Set personal goals.

To make great things happen in your life, it helps to set goals for yourself. Think about what you’d like to accomplish, both short-term and long-term. Is there a class you want to ace this semester? Maybe you want to get a certain grade point average or achieve a certain score on the SAT exams. Admission to a specific college might also be on your list. Be sure to put your goals in writing and post the list where you’ll see it often.

Make the most of your resources.

As an online student or blended learning student, you have many helpful resources available. Naturally, your texts, the library, online instructional tools, and trusted websites come to mind. But don’t forget the many human resources you can use: parents, teachers, school counselors, and principals are great sources of information. A good rule of thumb is if you’ve been looking for an answer for more than five minutes, reach out for help!

Start on track and stay on track.

It’s always better to be ahead than to be struggling at the last minute! Break down big projects into small, manageable parts—and give each one a deadline. Don’t drag your feet—make yourself do things on time, and you’ll be better off in the long run.

Limit your time online.

That sounds funny coming from someone who works at an online school, doesn’t it? But we all get sucked into the trap of taking a “short break” from our important task to go see what’s happening on Facebook or Twitter. The next thing you know, that five-minute break has turned into an hour! Breaks are a good thing, but it’s important to limit your “digital distractions” and keep yourself on task by setting a time limit and sticking to it. Set a timer to keep yourself honest!

Learn to deal with setbacks.

Everyone has them!
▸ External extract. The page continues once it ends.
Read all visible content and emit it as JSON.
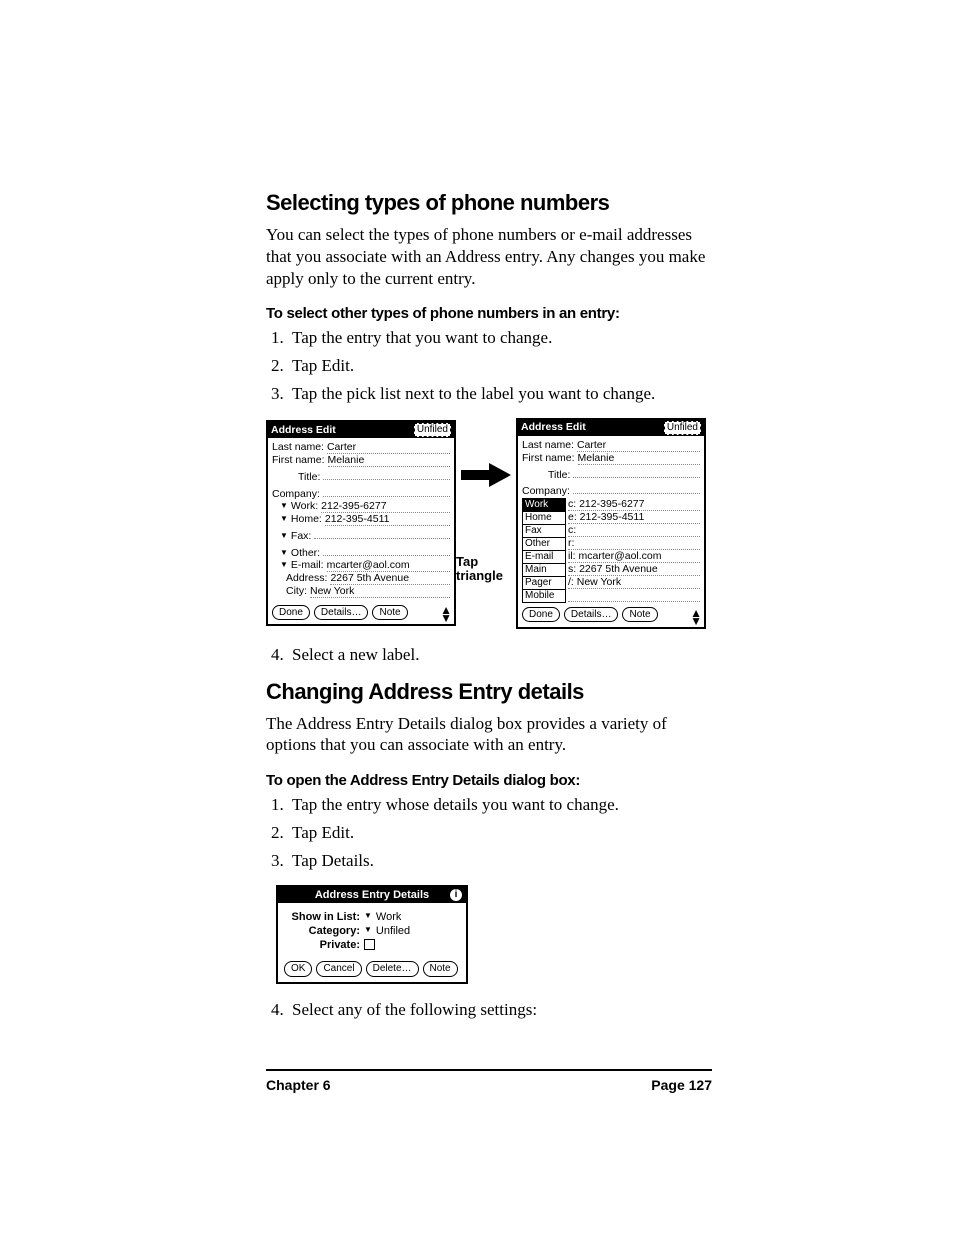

Every person who succeeds has had to struggle to get there. When you get a bad grade, have an argument with a friend, or experience other frustrations, realize that this is a learning experience. Talk to someone to get another point of view—you could be worried about something that’s pretty small in the long run. To move forward, you must take responsibility for what you’ve done (or not done) and decide to change your behavior in the future. Making a plan for achieving greater success in the future will help you build confidence, too!


Seniors, please make sure you submit a completed Florida Financial Aid Application (FFAA) in order to be considered for State Scholarship & Grant Programs. Seniors, please Create a Student Account. After logging into your account, you may proceed to complete the FFAA. Even IF you are not attending an in-state Florida school, we highly recommend every senior complete their Bright Futures application. Florida graduates have two years to enact their scholarship money.

The Bright Futures link can answer all of your questions:

By |2020-05-07T11:20:06-04:00May 3rd, 2020|Uncategorized|0 Comments